ANOREXIA NERVOSA Overview
WHAT IS ANOREXIA NERVOSA?
Anorexia nervosa is a life threatening psychological, eating disorder that is characterized by self-starvation and excessive weight loss more than what is required to carry out daily activities..
It comes from emotional challenges, unrealistic body image and fear of becoming overweight or obese.
It often begins during teenage or early adulthood.
A person with anorexia will intentionally restrict their food intake mainly due to a fear of being/becoming fat despite being emaciated.
Anorexia affects females more often than males and is most common in young females.
Caucasians are more often affected than people of other ethnicity.
It is more common in middle and upper socioeconomic groups.
Other risk factors associated with it are:

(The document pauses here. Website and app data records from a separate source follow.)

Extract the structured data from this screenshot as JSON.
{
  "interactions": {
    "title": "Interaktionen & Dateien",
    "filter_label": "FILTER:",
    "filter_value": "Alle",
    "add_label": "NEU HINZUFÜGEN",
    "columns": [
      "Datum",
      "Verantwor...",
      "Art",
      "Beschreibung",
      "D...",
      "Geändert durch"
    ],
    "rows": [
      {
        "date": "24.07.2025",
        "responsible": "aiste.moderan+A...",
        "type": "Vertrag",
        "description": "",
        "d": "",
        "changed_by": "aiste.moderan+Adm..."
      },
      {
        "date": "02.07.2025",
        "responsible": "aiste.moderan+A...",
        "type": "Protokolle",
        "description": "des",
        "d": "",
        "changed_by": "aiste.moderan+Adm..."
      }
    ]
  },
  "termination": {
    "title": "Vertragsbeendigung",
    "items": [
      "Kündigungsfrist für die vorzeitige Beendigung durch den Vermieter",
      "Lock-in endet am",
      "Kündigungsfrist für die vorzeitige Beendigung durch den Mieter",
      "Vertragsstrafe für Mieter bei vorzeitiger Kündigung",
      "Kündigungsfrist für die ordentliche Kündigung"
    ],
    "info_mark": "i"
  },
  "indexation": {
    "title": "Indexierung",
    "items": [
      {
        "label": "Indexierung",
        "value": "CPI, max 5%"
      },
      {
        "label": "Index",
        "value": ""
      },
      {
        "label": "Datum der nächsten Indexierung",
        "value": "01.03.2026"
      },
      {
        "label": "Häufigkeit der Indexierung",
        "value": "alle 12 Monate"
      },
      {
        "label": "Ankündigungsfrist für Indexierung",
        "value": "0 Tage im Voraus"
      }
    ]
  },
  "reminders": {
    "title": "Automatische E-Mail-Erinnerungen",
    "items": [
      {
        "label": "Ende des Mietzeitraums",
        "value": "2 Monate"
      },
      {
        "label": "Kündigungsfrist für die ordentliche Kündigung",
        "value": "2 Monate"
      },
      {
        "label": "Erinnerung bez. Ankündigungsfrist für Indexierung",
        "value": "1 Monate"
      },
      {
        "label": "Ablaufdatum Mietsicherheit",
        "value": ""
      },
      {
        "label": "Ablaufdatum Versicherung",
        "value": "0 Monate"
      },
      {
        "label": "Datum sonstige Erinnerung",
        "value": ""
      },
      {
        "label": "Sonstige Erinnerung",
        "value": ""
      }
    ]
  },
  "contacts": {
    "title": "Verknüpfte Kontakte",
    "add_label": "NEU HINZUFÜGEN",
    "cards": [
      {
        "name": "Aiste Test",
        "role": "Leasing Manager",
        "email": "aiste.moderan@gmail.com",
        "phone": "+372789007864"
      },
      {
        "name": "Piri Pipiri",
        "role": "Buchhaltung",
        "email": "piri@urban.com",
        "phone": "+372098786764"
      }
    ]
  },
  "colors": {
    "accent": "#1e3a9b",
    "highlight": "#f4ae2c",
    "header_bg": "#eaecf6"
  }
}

- Having history of to depression and anxiety
- having difficulty handling stress and suspicious
- being perfectionist and much disciplined
- having a negative self image
- having eating problems during early childhood or infancy
- holding specific ideas regarding beauty and health, which may be influenced by media or society.
- physical, sexual, emotional or another types of abuse/bully
- Disturbed family or other relationship
Complications can be multisystemic and severe.
Physical complications include:
- Cardiovascular problems: These include ecg abnormalities, low BP and damage to the heart muscle.
- Blood problems: developing low WBC and anemia.
- Gastrointestinal problems: Movement in the intestines gets slowed down leading to constipation and liver functions too gets affected.
- Kidney problems: Dehydration can lead to highly concentrated urine and more urine production along with formation of renal calculi.
- Hormonal problems: Lower levels of growth hormones may lead to delayed growth in early age. Along with sex hormones, thyroid also gets affected leading to infertility.
- Bone fractures: Patients have a high risk of developing osteopenia and osteoporosis.